The DNA nanoswitch has two states. The off state is a linear duplex formed by a long single strand (~7 kilobases) hybridized to short complementary backbone oligonucleotides. Two of the backbone oligonucleotides can be modified to contain single-stranded extensions (address strands) that are partly complementary to the input DNA strand. Binding of the input strand to the nanoswitch creates a looped on state that can be easily identified on a gel (see figure on the left).

The DNA nanoswitch is programmable. Address strands can be inserted anywhere along the scaffold thus resulting in different loop sizes. Nanoswitches with multiple address strands are used to create "DNA pixels" that can store and display alphanumeric characters. The read-out of the stored information is inspired by digital display circuits where a series of bits display a particular pattern (for example, a number or a letter). This multi-input nanoswitch can recognize different input strands. These input DNA strands are complementary (i.e. can bind) to a pair of address sites and trigger loops of specific sizes, which result in different bands on a gel (see figure below).

 The nanoswitch (top) can bind five different input strands resulting in five unique loops for each (middle). Selective combinations of input strands can be chosen to display graphical outputs such as alphanumeric characters (bottom).

The nanoswitch (top) can bind five different input strands resulting in five unique loops for each (middle). Selective combinations of input strands can be chosen to display graphical outputs such as alphanumeric characters (bottom).
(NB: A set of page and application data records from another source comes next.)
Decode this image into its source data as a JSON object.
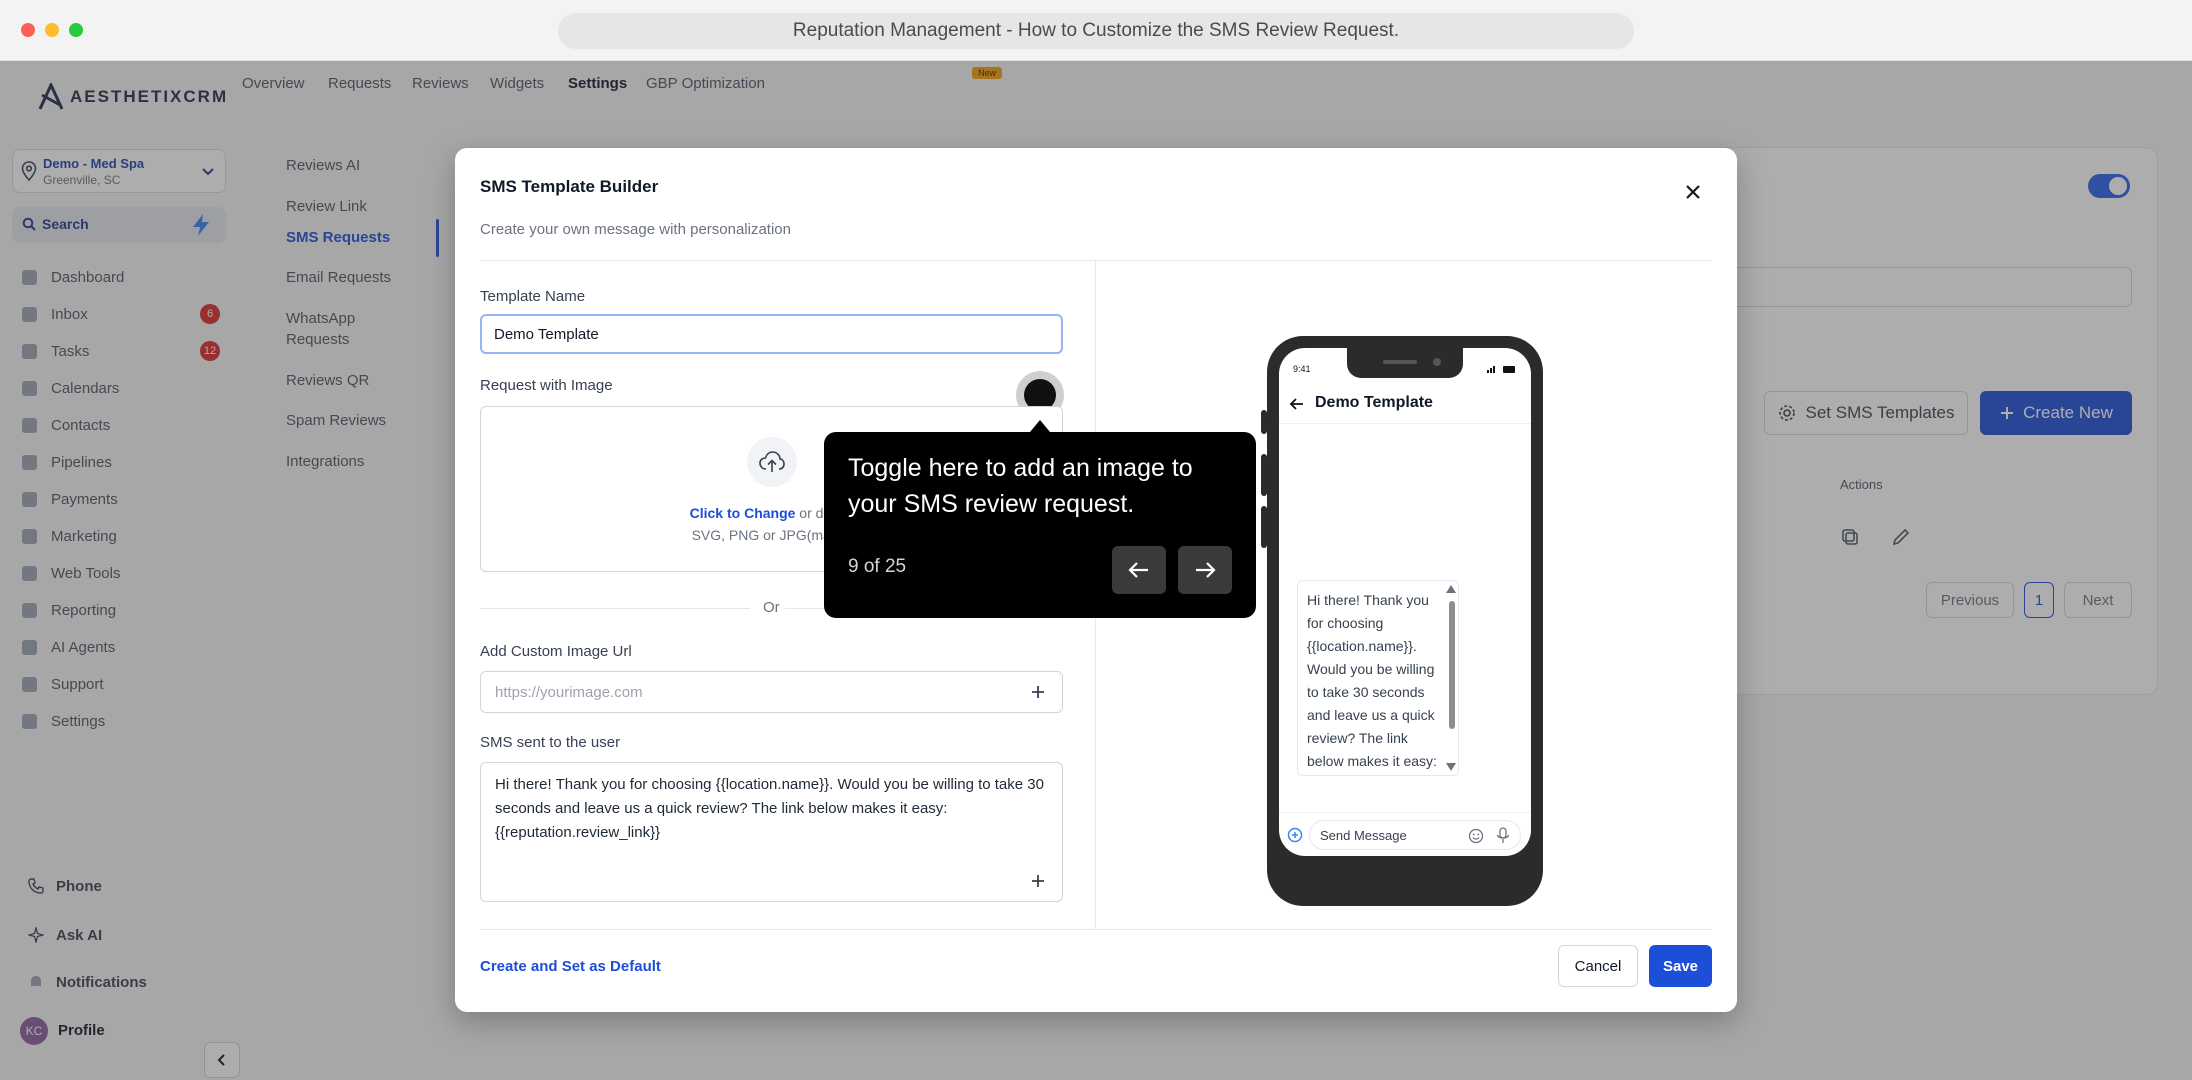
{
  "browser": {
    "title": "Reputation Management - How to Customize the SMS Review Request."
  },
  "brand": {
    "logo_text": "AESTHETIXCRM"
  },
  "location": {
    "name": "Demo - Med Spa",
    "city": "Greenville, SC"
  },
  "search": {
    "label": "Search"
  },
  "sidebar": {
    "items": [
      {
        "label": "Dashboard"
      },
      {
        "label": "Inbox",
        "badge": "6"
      },
      {
        "label": "Tasks",
        "badge": "12"
      },
      {
        "label": "Calendars"
      },
      {
        "label": "Contacts"
      },
      {
        "label": "Pipelines"
      },
      {
        "label": "Payments"
      },
      {
        "label": "Marketing"
      },
      {
        "label": "Web Tools"
      },
      {
        "label": "Reporting"
      },
      {
        "label": "AI Agents"
      },
      {
        "label": "Support"
      },
      {
        "label": "Settings"
      }
    ],
    "bottom": {
      "phone": "Phone",
      "ask_ai": "Ask AI",
      "notifications": "Notifications",
      "profile": "Profile",
      "avatar_initials": "KC"
    }
  },
  "tabs": {
    "overview": "Overview",
    "requests": "Requests",
    "reviews": "Reviews",
    "widgets": "Widgets",
    "settings": "Settings",
    "gbp": "GBP Optimization",
    "new_badge": "New"
  },
  "submenu": {
    "reviews_ai": "Reviews AI",
    "review_link": "Review Link",
    "sms_requests": "SMS Requests",
    "email_requests": "Email Requests",
    "whatsapp_1": "WhatsApp",
    "whatsapp_2": "Requests",
    "reviews_qr": "Reviews QR",
    "spam_reviews": "Spam Reviews",
    "integrations": "Integrations"
  },
  "background": {
    "set_templates": "Set SMS Templates",
    "create_new": "Create New",
    "actions_header": "Actions",
    "previous": "Previous",
    "page": "1",
    "next": "Next"
  },
  "modal": {
    "title": "SMS Template Builder",
    "subtitle": "Create your own message with personalization",
    "template_name_label": "Template Name",
    "template_name_value": "Demo Template",
    "request_image_label": "Request with Image",
    "upload_link": "Click to Change",
    "upload_text": " or drag a",
    "upload_hint": "SVG, PNG or JPG(max. 1",
    "or_label": "Or",
    "custom_url_label": "Add Custom Image Url",
    "custom_url_placeholder": "https://yourimage.com",
    "sms_label": "SMS sent to the user",
    "sms_text": "Hi there! Thank you for choosing {{location.name}}. Would you be willing to take 30 seconds and leave us a quick review? The link below makes it easy: {{reputation.review_link}}",
    "create_default": "Create and Set as Default",
    "cancel": "Cancel",
    "save": "Save"
  },
  "phone": {
    "time": "9:41",
    "title": "Demo Template",
    "bubble_text": "Hi there! Thank you for choosing {{location.name}}. Would you be willing to take 30 seconds and leave us a quick review? The link below makes it easy:",
    "message_placeholder": "Send Message"
  },
  "tooltip": {
    "text": "Toggle here to add an image to your SMS review request.",
    "step": "9 of 25"
  }
}
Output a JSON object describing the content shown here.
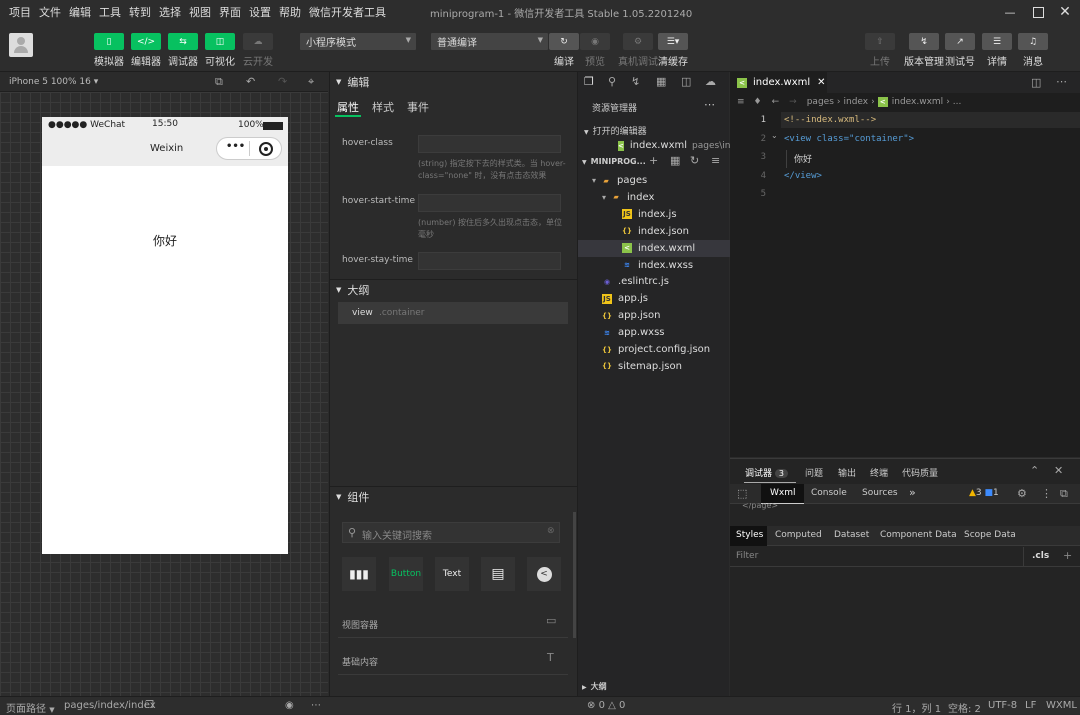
{
  "menubar": {
    "items": [
      "项目",
      "文件",
      "编辑",
      "工具",
      "转到",
      "选择",
      "视图",
      "界面",
      "设置",
      "帮助",
      "微信开发者工具"
    ],
    "title": "miniprogram-1 - 微信开发者工具 Stable 1.05.2201240"
  },
  "toolbar": {
    "simulator": "模拟器",
    "editor": "编辑器",
    "debugger": "调试器",
    "visual": "可视化",
    "cloud": "云开发",
    "mode_select": "小程序模式",
    "compile_select": "普通编译",
    "compile": "编译",
    "preview": "预览",
    "real_debug": "真机调试",
    "clear_cache": "清缓存",
    "upload": "上传",
    "version": "版本管理",
    "test": "测试号",
    "details": "详情",
    "messages": "消息"
  },
  "sim": {
    "device": "iPhone 5 100% 16 ▾",
    "carrier": "●●●●● WeChat",
    "time": "15:50",
    "battery": "100%",
    "nav_title": "Weixin",
    "content": "你好"
  },
  "edit_panel": {
    "title": "编辑",
    "tabs": [
      "属性",
      "样式",
      "事件"
    ],
    "props": [
      {
        "name": "hover-class",
        "desc": "(string) 指定按下去的样式类。当 hover-class=\"none\" 时，没有点击态效果"
      },
      {
        "name": "hover-start-time",
        "desc": "(number) 按住后多久出现点击态，单位毫秒"
      },
      {
        "name": "hover-stay-time",
        "desc": ""
      }
    ],
    "outline_title": "大纲",
    "outline_item": "view",
    "outline_class": ".container",
    "components_title": "组件",
    "search_placeholder": "输入关键词搜索",
    "comp_labels": [
      "Button",
      "Text"
    ],
    "cat1": "视图容器",
    "cat2": "基础内容"
  },
  "explorer": {
    "title": "资源管理器",
    "open_editors": "打开的编辑器",
    "open_file": "index.wxml",
    "open_path": "pages\\index",
    "project": "MINIPROG...",
    "tree": [
      {
        "name": "pages",
        "type": "folder",
        "indent": 1
      },
      {
        "name": "index",
        "type": "folder",
        "indent": 2
      },
      {
        "name": "index.js",
        "type": "js",
        "indent": 3
      },
      {
        "name": "index.json",
        "type": "json",
        "indent": 3
      },
      {
        "name": "index.wxml",
        "type": "wxml",
        "indent": 3,
        "selected": true
      },
      {
        "name": "index.wxss",
        "type": "wxss",
        "indent": 3
      },
      {
        "name": ".eslintrc.js",
        "type": "eslint",
        "indent": 1
      },
      {
        "name": "app.js",
        "type": "js",
        "indent": 1
      },
      {
        "name": "app.json",
        "type": "json",
        "indent": 1
      },
      {
        "name": "app.wxss",
        "type": "wxss",
        "indent": 1
      },
      {
        "name": "project.config.json",
        "type": "json",
        "indent": 1
      },
      {
        "name": "sitemap.json",
        "type": "json",
        "indent": 1
      }
    ],
    "outline": "大纲"
  },
  "editor": {
    "tab": "index.wxml",
    "breadcrumb": [
      "pages",
      "index",
      "index.wxml",
      "..."
    ],
    "lines": [
      {
        "n": "1",
        "text": "<!--index.wxml-->",
        "color": "#d7ba7d"
      },
      {
        "n": "2",
        "text": "<view class=\"container\">",
        "color": "#569cd6"
      },
      {
        "n": "3",
        "text": "你好",
        "color": "#d4d4d4"
      },
      {
        "n": "4",
        "text": "</view>",
        "color": "#569cd6"
      },
      {
        "n": "5",
        "text": "",
        "color": "#d4d4d4"
      }
    ]
  },
  "devtools": {
    "tabs": [
      "调试器",
      "问题",
      "输出",
      "终端",
      "代码质量"
    ],
    "badge": "3",
    "panels": [
      "Wxml",
      "Console",
      "Sources"
    ],
    "warn": "3",
    "info": "1",
    "peek": "</page>",
    "sub_tabs": [
      "Styles",
      "Computed",
      "Dataset",
      "Component Data",
      "Scope Data"
    ],
    "filter": "Filter",
    "cls": ".cls"
  },
  "status": {
    "path_label": "页面路径",
    "path": "pages/index/index",
    "errors": "0",
    "warnings": "0",
    "cursor": "行 1，列 1",
    "spaces": "空格: 2",
    "encoding": "UTF-8",
    "eol": "LF",
    "lang": "WXML"
  }
}
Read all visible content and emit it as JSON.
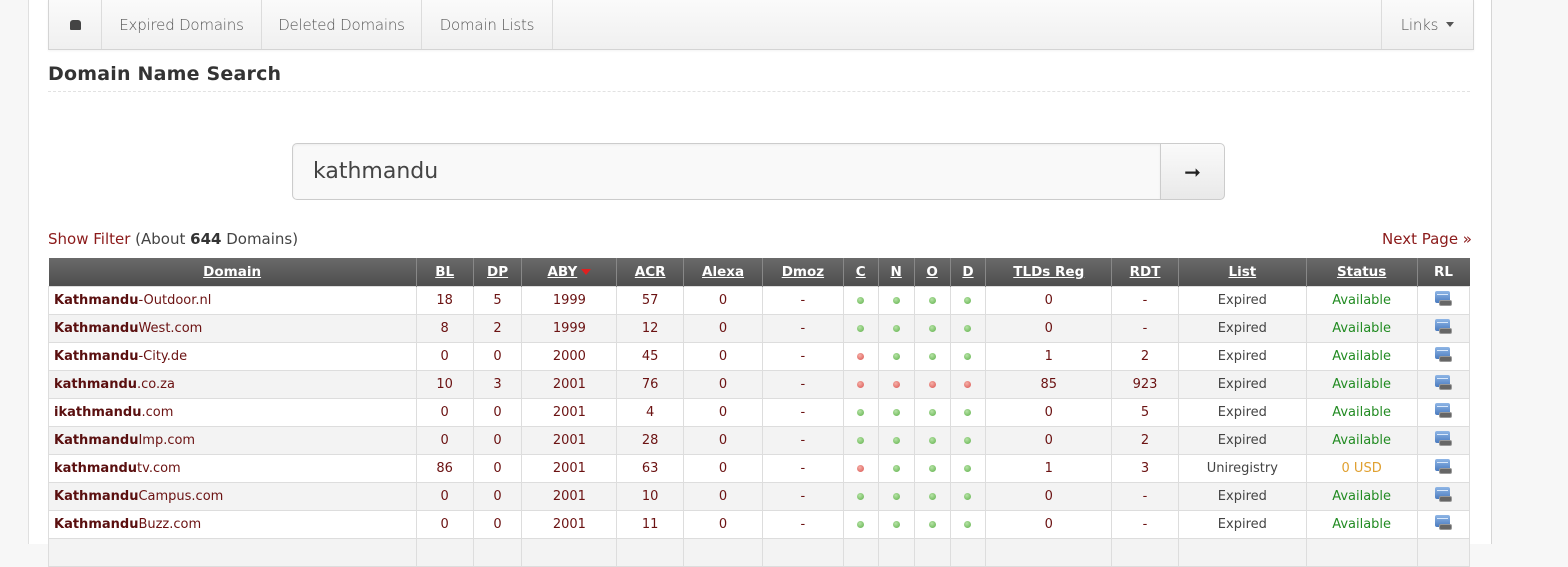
{
  "nav": {
    "home_icon": "home-icon",
    "items": [
      "Expired Domains",
      "Deleted Domains",
      "Domain Lists"
    ],
    "links_label": "Links"
  },
  "page_title": "Domain Name Search",
  "search": {
    "value": "kathmandu",
    "button_icon": "arrow-right-icon",
    "button_glyph": "➞"
  },
  "results": {
    "show_filter": "Show Filter",
    "about_prefix": "(About ",
    "count": "644",
    "about_suffix": " Domains)",
    "next_page": "Next Page »"
  },
  "table": {
    "columns": [
      "Domain",
      "BL",
      "DP",
      "ABY",
      "ACR",
      "Alexa",
      "Dmoz",
      "C",
      "N",
      "O",
      "D",
      "TLDs Reg",
      "RDT",
      "List",
      "Status",
      "RL"
    ],
    "sorted_column": "ABY",
    "sort_direction": "desc",
    "rows": [
      {
        "keyword": "Kathmandu",
        "rest": "-Outdoor.nl",
        "bl": "18",
        "dp": "5",
        "aby": "1999",
        "acr": "57",
        "alexa": "0",
        "dmoz": "-",
        "c": "green",
        "n": "green",
        "o": "green",
        "d": "green",
        "tlds": "0",
        "rdt": "-",
        "list": "Expired",
        "status": "Available",
        "status_type": "available"
      },
      {
        "keyword": "Kathmandu",
        "rest": "West.com",
        "bl": "8",
        "dp": "2",
        "aby": "1999",
        "acr": "12",
        "alexa": "0",
        "dmoz": "-",
        "c": "green",
        "n": "green",
        "o": "green",
        "d": "green",
        "tlds": "0",
        "rdt": "-",
        "list": "Expired",
        "status": "Available",
        "status_type": "available"
      },
      {
        "keyword": "Kathmandu",
        "rest": "-City.de",
        "bl": "0",
        "dp": "0",
        "aby": "2000",
        "acr": "45",
        "alexa": "0",
        "dmoz": "-",
        "c": "red",
        "n": "green",
        "o": "green",
        "d": "green",
        "tlds": "1",
        "rdt": "2",
        "list": "Expired",
        "status": "Available",
        "status_type": "available"
      },
      {
        "keyword": "kathmandu",
        "rest": ".co.za",
        "bl": "10",
        "dp": "3",
        "aby": "2001",
        "acr": "76",
        "alexa": "0",
        "dmoz": "-",
        "c": "red",
        "n": "red",
        "o": "red",
        "d": "red",
        "tlds": "85",
        "rdt": "923",
        "list": "Expired",
        "status": "Available",
        "status_type": "available"
      },
      {
        "keyword": "ikathmandu",
        "rest": ".com",
        "bl": "0",
        "dp": "0",
        "aby": "2001",
        "acr": "4",
        "alexa": "0",
        "dmoz": "-",
        "c": "green",
        "n": "green",
        "o": "green",
        "d": "green",
        "tlds": "0",
        "rdt": "5",
        "list": "Expired",
        "status": "Available",
        "status_type": "available"
      },
      {
        "keyword": "Kathmandu",
        "rest": "Imp.com",
        "bl": "0",
        "dp": "0",
        "aby": "2001",
        "acr": "28",
        "alexa": "0",
        "dmoz": "-",
        "c": "green",
        "n": "green",
        "o": "green",
        "d": "green",
        "tlds": "0",
        "rdt": "2",
        "list": "Expired",
        "status": "Available",
        "status_type": "available"
      },
      {
        "keyword": "kathmandu",
        "rest": "tv.com",
        "bl": "86",
        "dp": "0",
        "aby": "2001",
        "acr": "63",
        "alexa": "0",
        "dmoz": "-",
        "c": "red",
        "n": "green",
        "o": "green",
        "d": "green",
        "tlds": "1",
        "rdt": "3",
        "list": "Uniregistry",
        "status": "0 USD",
        "status_type": "price"
      },
      {
        "keyword": "Kathmandu",
        "rest": "Campus.com",
        "bl": "0",
        "dp": "0",
        "aby": "2001",
        "acr": "10",
        "alexa": "0",
        "dmoz": "-",
        "c": "green",
        "n": "green",
        "o": "green",
        "d": "green",
        "tlds": "0",
        "rdt": "-",
        "list": "Expired",
        "status": "Available",
        "status_type": "available"
      },
      {
        "keyword": "Kathmandu",
        "rest": "Buzz.com",
        "bl": "0",
        "dp": "0",
        "aby": "2001",
        "acr": "11",
        "alexa": "0",
        "dmoz": "-",
        "c": "green",
        "n": "green",
        "o": "green",
        "d": "green",
        "tlds": "0",
        "rdt": "-",
        "list": "Expired",
        "status": "Available",
        "status_type": "available"
      },
      {
        "keyword": "",
        "rest": "",
        "bl": "",
        "dp": "",
        "aby": "",
        "acr": "",
        "alexa": "",
        "dmoz": "",
        "c": "",
        "n": "",
        "o": "",
        "d": "",
        "tlds": "",
        "rdt": "",
        "list": "",
        "status": "",
        "status_type": ""
      }
    ]
  },
  "colors": {
    "link": "#8b1a1a",
    "available": "#228b22",
    "price": "#e0a030",
    "header_bg": "#555555"
  }
}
Now imagine the gel as a segmented display board with a 5x5 readout matrix, where each looped band provides a "pixel" on the matrix. Specific input strands were used to trigger and display three alphabet characters "r", "N", and "A" (see figure on right). While this is not a pixelated image display such as the recent Mona Lisa made out of DNA origami plates, the main use of this system lies in a simple digital output for molecular reactions. We had earlier encoded the words Hello World using this system, erased it using toehold-mediated strand displacement (where the input strand is removed using a fully complementary eraser strand), and rewrote Good Bye on the same system. A library of such nanoswitches with distinct address strand pairs can be the future of point-of-care biosensors and DNA barcodes.

Read the original article published in ChemBioChem here: Reconfigurable DNA nanoswitches for graphical readout of molecular signals.

A version of this post appeared in Science Trends.